Exercise directions: Copy out the records precisely, omitting pictures.

(Page and application data records)
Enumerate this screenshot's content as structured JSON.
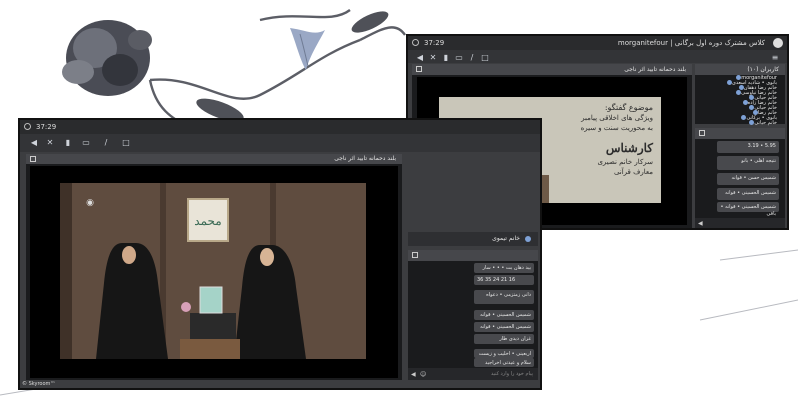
{
  "colors": {
    "window_bg": "#3c3d40",
    "titlebar": "#2a2b2d",
    "stage": "#000000",
    "chat_bubble": "#48494d",
    "accent": "#7ea1d6"
  },
  "front_window": {
    "clock": "37:29",
    "toolbar_icons": [
      "volume-icon",
      "mic-off-icon",
      "camera-icon",
      "screen-share-icon",
      "pen-icon",
      "file-icon"
    ],
    "video_panel_title": "بلند دحمانه تابید اثر ناجی",
    "footer": "© Skyroom™"
  },
  "chat_panel_front": {
    "user_bar_label": "خانم تیموی",
    "messages": [
      "بید دهان بت • • • سار",
      "36 35 24 21 16",
      "دانی زمتزمی • دعواه",
      "شمیس الحسینی • قوانه",
      "شمیس الحسینی • قوانه",
      "غزان دیدی طار",
      "اربعینی • اخلیب و زیست",
      "سلام و عیدتی اخراجید"
    ],
    "input_placeholder": "پیام خود را وارد کنید"
  },
  "back_window": {
    "clock": "37:29",
    "title": "کلاس مشترک دوره اول برگانی | morganitefour",
    "slide_panel_title": "بلند دحمانه تابید اثر ناجی",
    "slide_text_lines": [
      "موضوع گفتگو:",
      "ویژگی های اخلاقی پیامبر",
      "به محوریت سنت و سیره",
      "کارشناس",
      "سرکار خانم نصیری",
      "معارف قرآنی"
    ],
    "users_panel_title": "کاربران (۱۰)",
    "users": [
      "morganitefour",
      "بانوی • شادیه اسعدی",
      "خانم رضا دهقان",
      "خانم رضا نیاوسی",
      "خانم حیاتی",
      "خانم رضا زاده",
      "خانم حیاتی",
      "خانم رضا",
      "بانوی • برکانی",
      "خانم حیاتی"
    ],
    "chat_messages": [
      "5.95 • 3.19",
      "نتیجه اهلی • بانو",
      "شمیس حسن • قوانه",
      "شمیس الحسینی • قوانه",
      "شمیس الحسینی • قوانه • باقی"
    ]
  }
}
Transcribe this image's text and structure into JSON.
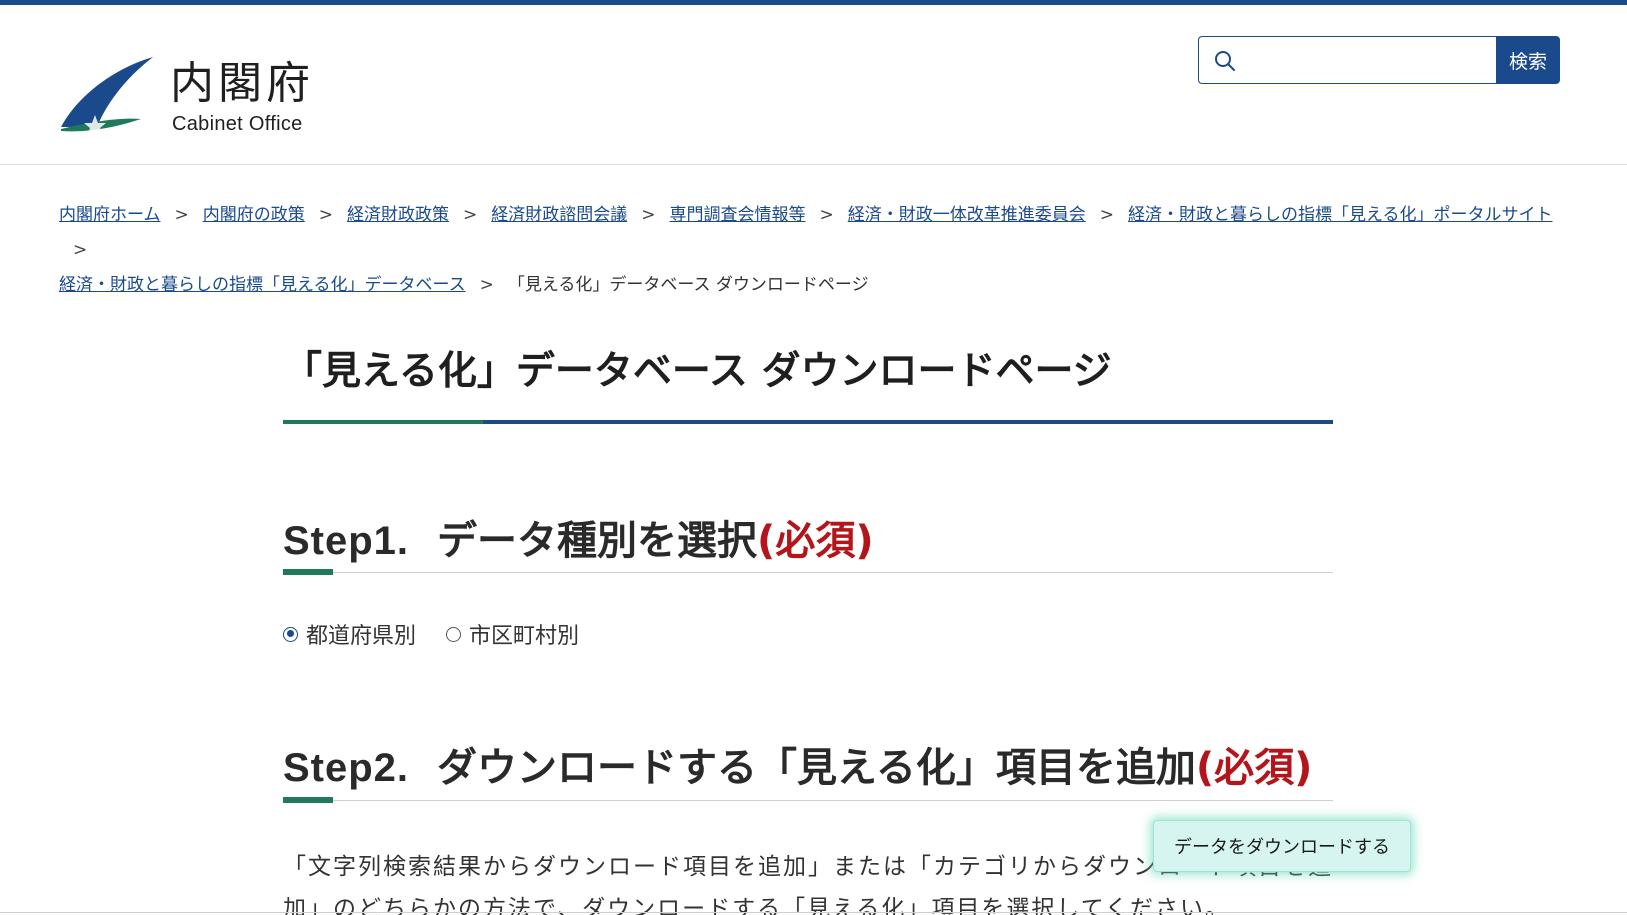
{
  "header": {
    "logo_ja": "内閣府",
    "logo_en": "Cabinet Office",
    "search_placeholder": "",
    "search_button": "検索"
  },
  "breadcrumb": {
    "items": [
      "内閣府ホーム",
      "内閣府の政策",
      "経済財政政策",
      "経済財政諮問会議",
      "専門調査会情報等",
      "経済・財政一体改革推進委員会",
      "経済・財政と暮らしの指標「見える化」ポータルサイト",
      "経済・財政と暮らしの指標「見える化」データベース"
    ],
    "separator": ">",
    "current": "「見える化」データベース ダウンロードページ"
  },
  "page_title": "「見える化」データベース ダウンロードページ",
  "step1": {
    "number": "Step1.",
    "title": "データ種別を選択",
    "required": "(必須)",
    "options": [
      {
        "label": "都道府県別",
        "selected": true
      },
      {
        "label": "市区町村別",
        "selected": false
      }
    ]
  },
  "step2": {
    "number": "Step2.",
    "title": "ダウンロードする「見える化」項目を追加",
    "required": "(必須)",
    "description_line1": "「文字列検索結果からダウンロード項目を追加」または「カテゴリからダウンロード項目を追",
    "description_line2": "加」のどちらかの方法で、ダウンロードする「見える化」項目を選択してください。"
  },
  "download_button": "データをダウンロードする",
  "colors": {
    "brand_blue": "#1b4a8c",
    "accent_green": "#1f7a5a",
    "required_red": "#b3151b",
    "download_bg": "#d6f5f0"
  }
}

Task response:
Enumerate this screenshot's content as structured JSON.
{
  "colors": {
    "window_bg": "#3c3d40",
    "titlebar": "#2a2b2d",
    "stage": "#000000",
    "chat_bubble": "#48494d",
    "accent": "#7ea1d6"
  },
  "front_window": {
    "clock": "37:29",
    "toolbar_icons": [
      "volume-icon",
      "mic-off-icon",
      "camera-icon",
      "screen-share-icon",
      "pen-icon",
      "file-icon"
    ],
    "video_panel_title": "بلند دحمانه تابید اثر ناجی",
    "footer": "© Skyroom™"
  },
  "chat_panel_front": {
    "user_bar_label": "خانم تیموی",
    "messages": [
      "بید دهان بت • • • سار",
      "36 35 24 21 16",
      "دانی زمتزمی • دعواه",
      "شمیس الحسینی • قوانه",
      "شمیس الحسینی • قوانه",
      "غزان دیدی طار",
      "اربعینی • اخلیب و زیست",
      "سلام و عیدتی اخراجید"
    ],
    "input_placeholder": "پیام خود را وارد کنید"
  },
  "back_window": {
    "clock": "37:29",
    "title": "کلاس مشترک دوره اول برگانی | morganitefour",
    "slide_panel_title": "بلند دحمانه تابید اثر ناجی",
    "slide_text_lines": [
      "موضوع گفتگو:",
      "ویژگی های اخلاقی پیامبر",
      "به محوریت سنت و سیره",
      "کارشناس",
      "سرکار خانم نصیری",
      "معارف قرآنی"
    ],
    "users_panel_title": "کاربران (۱۰)",
    "users": [
      "morganitefour",
      "بانوی • شادیه اسعدی",
      "خانم رضا دهقان",
      "خانم رضا نیاوسی",
      "خانم حیاتی",
      "خانم رضا زاده",
      "خانم حیاتی",
      "خانم رضا",
      "بانوی • برکانی",
      "خانم حیاتی"
    ],
    "chat_messages": [
      "5.95 • 3.19",
      "نتیجه اهلی • بانو",
      "شمیس حسن • قوانه",
      "شمیس الحسینی • قوانه",
      "شمیس الحسینی • قوانه • باقی"
    ]
  }
}
Transcribe this image's text and structure into JSON.
{
  "header": {
    "logo_ja": "内閣府",
    "logo_en": "Cabinet Office",
    "search_placeholder": "",
    "search_button": "検索"
  },
  "breadcrumb": {
    "items": [
      "内閣府ホーム",
      "内閣府の政策",
      "経済財政政策",
      "経済財政諮問会議",
      "専門調査会情報等",
      "経済・財政一体改革推進委員会",
      "経済・財政と暮らしの指標「見える化」ポータルサイト",
      "経済・財政と暮らしの指標「見える化」データベース"
    ],
    "separator": ">",
    "current": "「見える化」データベース ダウンロードページ"
  },
  "page_title": "「見える化」データベース ダウンロードページ",
  "step1": {
    "number": "Step1.",
    "title": "データ種別を選択",
    "required": "(必須)",
    "options": [
      {
        "label": "都道府県別",
        "selected": true
      },
      {
        "label": "市区町村別",
        "selected": false
      }
    ]
  },
  "step2": {
    "number": "Step2.",
    "title": "ダウンロードする「見える化」項目を追加",
    "required": "(必須)",
    "description_line1": "「文字列検索結果からダウンロード項目を追加」または「カテゴリからダウンロード項目を追",
    "description_line2": "加」のどちらかの方法で、ダウンロードする「見える化」項目を選択してください。"
  },
  "download_button": "データをダウンロードする",
  "colors": {
    "brand_blue": "#1b4a8c",
    "accent_green": "#1f7a5a",
    "required_red": "#b3151b",
    "download_bg": "#d6f5f0"
  }
}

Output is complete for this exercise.